While the prior art, typified by the foregoing references has described a number of improvements for testing visual acuity, little if any thought has been given to a relatively new phenomena and the visual problems created by its use. The phenomenal growth of computer usage, and particularly smaller computers of the personal or desk top type employing a cathode ray tube monitor generally having a screen dimension of twelve inches or less has created a large group of persons potentially susceptible to eye stress of various kinds. While occasional use of such computer terminal monitors seldom creates problems, regular use of such computers for extended periods of time does tend to create problems.
It is an object of this invention to provide a thorough, rapid, simple and inexpensive method for testing users of computer equipment to anticipate or determine by simple testing whether a subject is experiencing unusual visual difficulties from use of computer monitors.
The invention comprises providing a series of letters and numerals in what is referred to in the computer industry as dot matrix form, i.e., a series of alternating dots and spaces instead of solid lines to form the letters and numerals.
Although the present invention may be satisfactorily used with conventional eye charts or other similar test devices, it is most emminently suited for use on eye charts such as used in the vision screening kit described in my U.S. Pat. No. 4,279,479. By use of this device the patient can be tested in a fashion similar to the way the subject would be seated and working before a computer monitor at a normal distance of two feet. If desired, the size of the characters can be reduced or enlarged and different eye charts employed, depending on whether the user works with a six inch, nine inch or twelve inch monitor at the normal working distance of twenty four inches.
Other and further objects and advantages of the present invention will be hereinafter described and the novel features thereof defined in the appended claims, taken in connection with the appended drawings, in which eyechart 10 has located thereon a series of rows of letters and numerals 11 in dot matrix form, the size of the letters and numerals and the distance between the rows being determined by the distance at which the testing is being conducted. In addition, for full testing for phoria as well as visual acuity, the eyechart may also contain, adjacent to the dot matrix letters and numerals 11, a phoria testing pattern 12 and a lamp opening 13 thereby enabling the operator to expand the use of the eyechart and provide a more comprehensive examination, when employed with vision testing kits.
In use, the chart will preferably be employed at a distance of two feet the eyes from to more closely duplicate actual use conditions the patient would experience. In such cases, when testing operators of computers having twelve inch monitors, the 20/140 letters would have a height of 6 mm., the 20/100 letters a height of 4.5 mm and the 20/60 letters a height of 3 mm. Of course, it is to be understood that by changing letter size, other distances may be employed in testing the patient or users of different dimension monitor likewise screened.

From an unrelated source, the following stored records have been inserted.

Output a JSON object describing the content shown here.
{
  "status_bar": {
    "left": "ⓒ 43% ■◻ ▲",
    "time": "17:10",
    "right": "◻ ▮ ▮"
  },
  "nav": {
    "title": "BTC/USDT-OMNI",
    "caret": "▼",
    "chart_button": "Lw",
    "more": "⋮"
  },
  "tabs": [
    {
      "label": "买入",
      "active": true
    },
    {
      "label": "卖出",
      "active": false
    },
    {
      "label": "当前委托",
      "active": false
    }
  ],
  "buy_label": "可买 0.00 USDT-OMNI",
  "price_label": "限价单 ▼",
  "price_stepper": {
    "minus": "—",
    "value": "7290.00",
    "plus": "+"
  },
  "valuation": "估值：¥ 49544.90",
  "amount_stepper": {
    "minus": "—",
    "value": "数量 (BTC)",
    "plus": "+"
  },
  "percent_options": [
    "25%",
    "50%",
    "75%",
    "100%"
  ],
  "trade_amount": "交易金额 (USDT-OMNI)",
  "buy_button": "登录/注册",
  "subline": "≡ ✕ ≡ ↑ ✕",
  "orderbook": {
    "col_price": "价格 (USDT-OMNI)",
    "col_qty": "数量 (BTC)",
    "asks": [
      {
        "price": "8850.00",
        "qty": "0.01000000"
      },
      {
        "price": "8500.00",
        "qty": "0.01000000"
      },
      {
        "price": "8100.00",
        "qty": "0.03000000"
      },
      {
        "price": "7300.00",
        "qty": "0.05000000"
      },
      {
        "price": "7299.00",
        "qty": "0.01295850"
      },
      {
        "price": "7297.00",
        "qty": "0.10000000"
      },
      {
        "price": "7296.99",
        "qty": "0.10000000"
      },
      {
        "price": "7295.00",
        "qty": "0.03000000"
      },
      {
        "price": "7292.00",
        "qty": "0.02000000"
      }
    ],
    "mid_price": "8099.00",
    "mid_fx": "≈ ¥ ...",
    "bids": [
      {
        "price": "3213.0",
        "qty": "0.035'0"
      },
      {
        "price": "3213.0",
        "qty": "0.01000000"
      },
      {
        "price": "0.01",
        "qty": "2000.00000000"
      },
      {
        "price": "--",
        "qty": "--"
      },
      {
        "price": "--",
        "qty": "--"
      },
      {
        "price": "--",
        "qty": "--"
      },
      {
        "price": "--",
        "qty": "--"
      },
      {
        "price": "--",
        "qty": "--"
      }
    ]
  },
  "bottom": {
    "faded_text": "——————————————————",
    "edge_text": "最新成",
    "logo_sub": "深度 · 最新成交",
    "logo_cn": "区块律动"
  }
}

A most suitable means for using the eyechart of the present invention in testing for potential problems which computer operators may experience is to use the eyechart in a vision testing kit such as that described in my U.S. Pat. No. 4,279,479. The eyechart of the present invention can be easily substituted for the eyechart described in said patent and the subject then screened at a predetermined distance for all of the tests for which the vision screening kit is employed as well as for potential computer monitor use related problems.
By scaling the right side letters 12 which form the phoria test pattern and are based on the conventional Snellen configuration, so they can be employed at two feet instead of the ten foot test distance described in U.S. Pat. No. 4,279,479, all necessary visual testing can be carried out for operators of computer monitors.